Drawstring Game Bag

When I was a little girl, I would stay the night over at my grandparents home often. I loved it because my grandma had few toys, but they were classics. She had wonderful paper dolls and little glass figurines from Brazil (that I'm dying to find for my own children). Well, she also had a deck of playing cards which had a boy and then a girl from different countries. We would play go fish and try and match the boy to the girl. I loved these cards and the outfits that they were wearing. The ones that I remember most vividly is Holland and Australia.

Just in September we went to my grandparents in California and I looked at those cards and wrote down all the information to try and get myself a copy. I have the fondest memories playing with them.

A few weeks ago, I was wandering through a fabric store when I looked down and saw this Alexander Henry fabric that looked exactly like the people on the cards at my grandma's. I got misty eyed from all the nostalgia I was feeling just looking at it. I bought some not knowing what I was going to do with it.

Then a few days ago, I was putting some of the girls games away in the closet. What a mess that closet was. We have limited space and things were piled everywhere and completely unorganized. I took out all our mangled puzzle boxes, cut the picture off the box and put them all in separate Ziploc bags. I decided the perfect project for my fabric. A drawstring game bag. I followed this tutorial but made it much bigger and added pom poms. So now, instead of having piles of boxes in our closet where my girls can't reach them, we have this bag on the floor that is easy to get too and much tidier. I love that we now have a little organization in our game closet and that I get to see this bag and think of my childhood. I made a miniature version of this bag and sent it to my grandma for her to hold her many decks of cards. I can't wait until she gets it.

Thursday, December 3, 2009

Ruffled Tulle Tiered Skirt Instructions

I mentioned posting a tutorial for the tiered skirts I made before. I decided not to, because I really didn't have much of a tutorial. I basically used someone elses tutorial for the skirt and added tulle. But after showing a couple friends, receiving a few e-mails requesting instructions, and a couple phone calls asking for the how-to, I thought I would just post what I did here. It's not a tutorial, because I never took pictures as I was making one, but here are some written instructions. I think you'll be just fine without the pictures. Just keep in mind that this is how I did it. It may not be right or the best way to do it, but it's what works for me, so I can do it however I want. Kidding, kidding. (kinda!)

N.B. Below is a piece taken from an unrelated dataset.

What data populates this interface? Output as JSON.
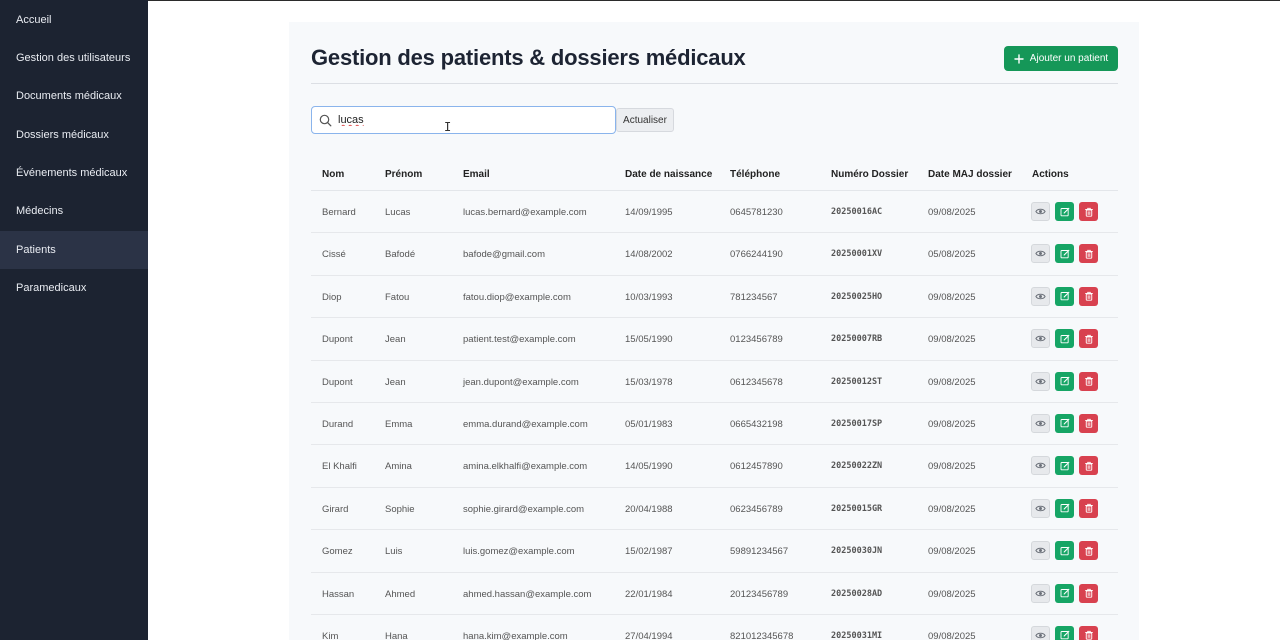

To begin you'll need about 1 yard of cotton fabric and a minimum of two yards of tulle (you may want a bit more to be safe, because two yards will barely get you there, but it will work). The instructions for this skirt should fit an average 3-5 year old.

First, read the instructions here on how to make a tiered skirt. I will then explain my modifications after you read through the tutorial...go ahead, read that tutorial, things will make a LOT more sense if you do that first.

Follow the instructions for the first three tiers in the tutorial, but omit the ruffle. Instead, add another tier. I took the length of the strip in the last tier (67.5) and multiplied it by 1.5. That means you should have a length of fabric 101.25 by 5 inches. (I had to piece two lengths together to get it that long, but that's okay, it's covered up with tulle in the end and you'll never see the seam). Hem the bottom.

Then, take your tulle and cut it into 3 inch strips the length of the yardage so you have very long strips of tulle. I then layered two strips of tulle on top of one another and ran it through my machine right down the middle on the longest stitch length and highest tension. Don't backstitch at all. Pull the thread to ruffle the tulle. If your machine is anything like mine, the tulle will pretty much be ruffled as you sew it. Do this for all the strips you have.

The tulle is then going to be placed on the skirt at the seams of each tier. Therefore, you will have three rows of tulle. Place the stitch you put in the tulle right on the seam of the skirt and stitch back over that exact stitch. Be sure to set your machine back to a normal tension and stitch length. (I know this sounds confusing, but you should see what I mean when you are at that point in the process. Enlarge the picture to get a better idea of where the tulle lies on the skirt.) You'll probably have to cut the tulle at some points to piece it onto the skirt to get it to go all the way around on all three rows. Once the tulle is attached, presto, you have your own ruffled tulle tiered skirt. And the little girls in your life will want to wear it everyday. Be sure to make multiples in every color!

Any questions?